I can't say how readeable, understandeable it is for a non IT/BI person but he walks you through lots of different examples and shows how they should get modeled.
Your starting point is ask yourself what are you trying to measure?
Then start rebuilding the thing brick by brick. Instead of trying to unwind your data model., load a new qvw with just one central (ie fact) table which contains what you are trying to measure. see how the dimensions (the things you are measuring against, ie sites, dates, locations ???) tie into this.
then take your second fact table. how does it relate to the first? what dimensions do they share? do they have the same granularity (ie does one look at days, the other at months? does one look at sites the others at countries?
start small aim big. keep your original model as maybe those are the charts you ultimately want to build but you may learn and progress more trying to rebuild the thing rather than trying to fix the original.
just my 2cts.
I will definitely look it up and buy it - sounds very good. I do in fact come from an IT background - 23 years of experience - mostly in ITIL and service roles . . . so this is a big change. But loving it and as I have extensive Excel skills, this is not too deep endish for me . . . well okay a little.
I did really sort of do as you suggested . . . I started with one of the core fact tables Timesheet_Hours and build it from there. But as it was my first application, I used my Excel skills and understanding of 1-NF tables from Uni 25 years ago . . . and hence the links and not the star.
I don't believe the model is too far off - I will happily rebuild from scratch if required, but I only have 1 month left on the contract. I would like management to start using it to get their feedback and make the changes and tweaks as required.
The whole application is about warehouse (and staff) efficiency. The two main fact tables are thus - TransDet and Timesheet_Hours. The other two fact tables will have links but are logically separate - one will look at space utilisation efficiency and the second at changes in charging mechanisms - separate but using some of the same dimension tables.

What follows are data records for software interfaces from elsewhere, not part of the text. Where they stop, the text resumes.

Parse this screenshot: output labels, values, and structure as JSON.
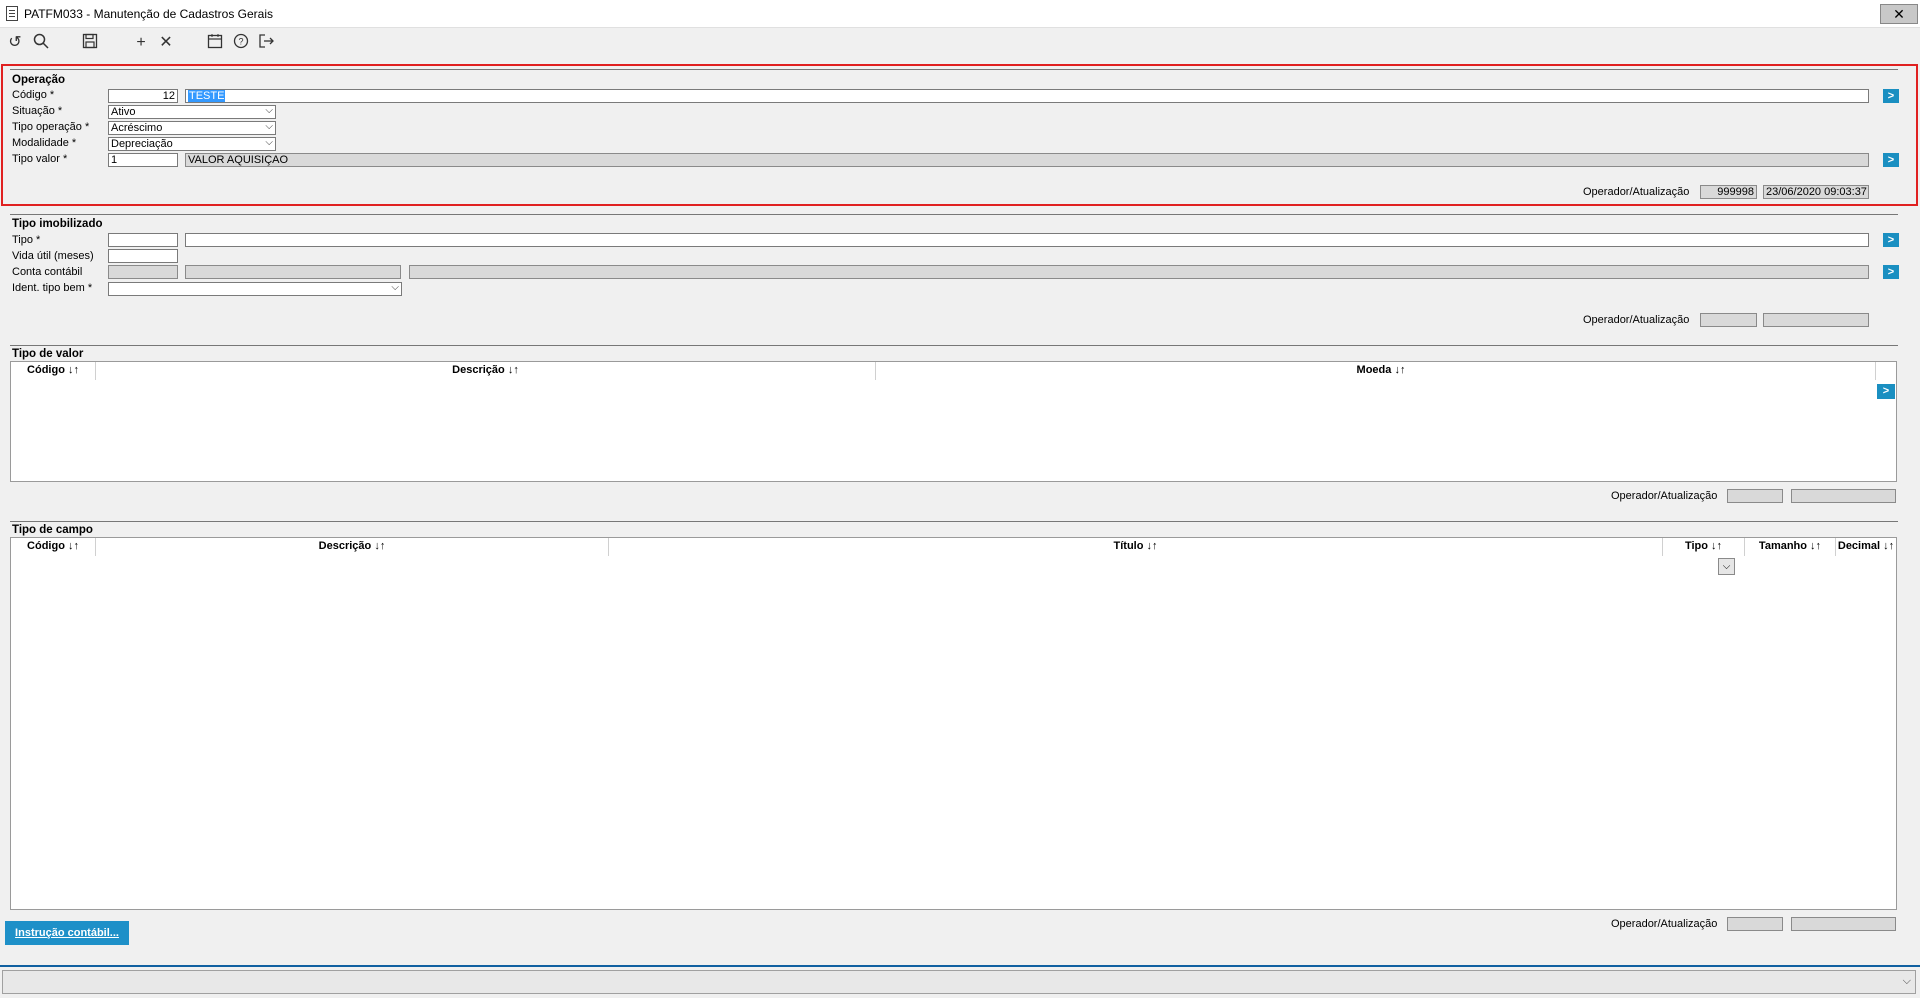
{
  "window": {
    "title": "PATFM033 - Manutenção de Cadastros Gerais",
    "close_glyph": "✕"
  },
  "toolbar": {
    "icons": [
      "refresh-icon",
      "search-icon",
      "save-icon",
      "add-icon",
      "delete-icon",
      "calendar-icon",
      "help-icon",
      "exit-icon"
    ]
  },
  "operacao": {
    "title": "Operação",
    "codigo_label": "Código *",
    "codigo_value": "12",
    "codigo_desc": "TESTE",
    "situacao_label": "Situação *",
    "situacao_value": "Ativo",
    "tipo_operacao_label": "Tipo operação *",
    "tipo_operacao_value": "Acréscimo",
    "modalidade_label": "Modalidade *",
    "modalidade_value": "Depreciação",
    "tipo_valor_label": "Tipo valor *",
    "tipo_valor_value": "1",
    "tipo_valor_desc": "VALOR AQUISIÇAO",
    "operador_label": "Operador/Atualização",
    "operador_value": "999998",
    "atualizacao_value": "23/06/2020 09:03:37"
  },
  "tipo_imobilizado": {
    "title": "Tipo imobilizado",
    "tipo_label": "Tipo *",
    "vida_util_label": "Vida útil (meses)",
    "conta_contabil_label": "Conta contábil",
    "ident_tipo_bem_label": "Ident. tipo bem *",
    "operador_label": "Operador/Atualização"
  },
  "tipo_valor": {
    "title": "Tipo de valor",
    "columns": [
      "Código ↓↑",
      "Descrição ↓↑",
      "Moeda ↓↑"
    ],
    "operador_label": "Operador/Atualização"
  },
  "tipo_campo": {
    "title": "Tipo de campo",
    "columns": [
      "Código ↓↑",
      "Descrição ↓↑",
      "Título ↓↑",
      "Tipo ↓↑",
      "Tamanho ↓↑",
      "Decimal ↓↑"
    ],
    "operador_label": "Operador/Atualização"
  },
  "buttons": {
    "instrucao_contabil": "Instrução contábil...",
    "go_glyph": ">"
  }
}
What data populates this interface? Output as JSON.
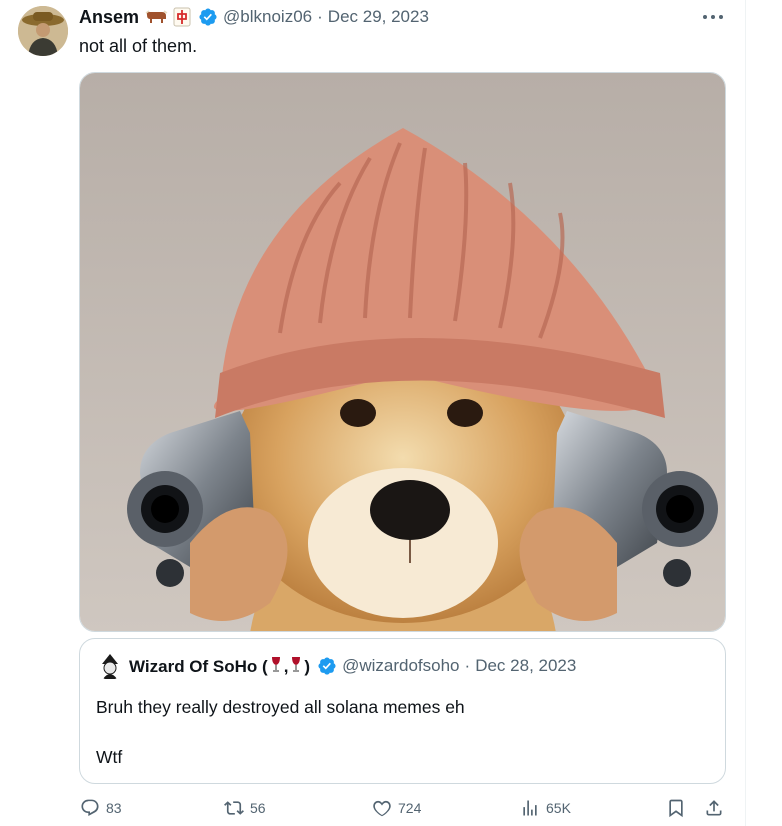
{
  "post": {
    "author_name": "Ansem",
    "handle": "@blknoiz06",
    "separator": "·",
    "date": "Dec 29, 2023",
    "text": "not all of them.",
    "name_emojis": [
      "bull-emoji",
      "mahjong-red-dragon-emoji"
    ],
    "verified": true
  },
  "quote": {
    "author_name": "Wizard Of SoHo (",
    "name_mid": ",",
    "name_end": ")",
    "handle": "@wizardofsoho",
    "separator": "·",
    "date": "Dec 28, 2023",
    "line1": "Bruh they really destroyed all solana memes eh",
    "line2": "Wtf",
    "verified": true
  },
  "actions": {
    "replies": "83",
    "reposts": "56",
    "likes": "724",
    "views": "65K"
  },
  "colors": {
    "accent": "#1d9bf0",
    "muted": "#536471",
    "border": "#cfd9de"
  },
  "icons": [
    "more-icon",
    "verified-badge-icon",
    "reply-icon",
    "repost-icon",
    "like-icon",
    "views-icon",
    "bookmark-icon",
    "share-icon"
  ]
}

I guess I was hoping that someone would have the time to look at the model and make some succint suggestions.
P.S. The contract was initially to build this in Excel, but there are millions of rows of data and it was three weeks in and I already knew that it was not feasible in Excel. Hence my search and identification of QV - sharp learning curve - and happy that I have done it. It is a great product and a powerful tool and hopefully something I can take forward.
In your current data model, the transactions and time sheets are linked ONLY by principal code, not by anything else, including by date. If you want to avoid model changes to link dates together, you can create a date island, and use that as a dimension. Then it would look something like this:
=sum([TransDet TXN_DATE] =IslandDate,[TransDet TOTAL_VOL])
/sum([Timesheet_Hours Date]=IslandDate,[Timesheet_Hours Hours])
Performance will be poor, but I'd expect it to work. If it performs well enough for you, you're probably good to go.
As far as changing the model to link everything together, I don't want to attempt it without a better understanding of your data and your requirements, and I don't want to take the time to really understand your data and requirements. But I'd expect any new data model to bring the timesheet and transaction tables closer together, possibly combined, or just keys to the tables combined in a fact table where the fact table had your integrated date dimension. I don't know that this is correct, but it appears that the records on your stock ledger detail, storage details, trans det, and timesheet hours could all be considered "activities". You might, then have an activity table to combine them all, with an activity type field describing what that particular row is all about, and possibly keys to tables that expand on the data so that you don't have too many fields that are typically null in the central table. This is probably a very similar suggestion to Toni's, and would probably give you much more of a snowflake schema. No idea if it's really the right approach, though.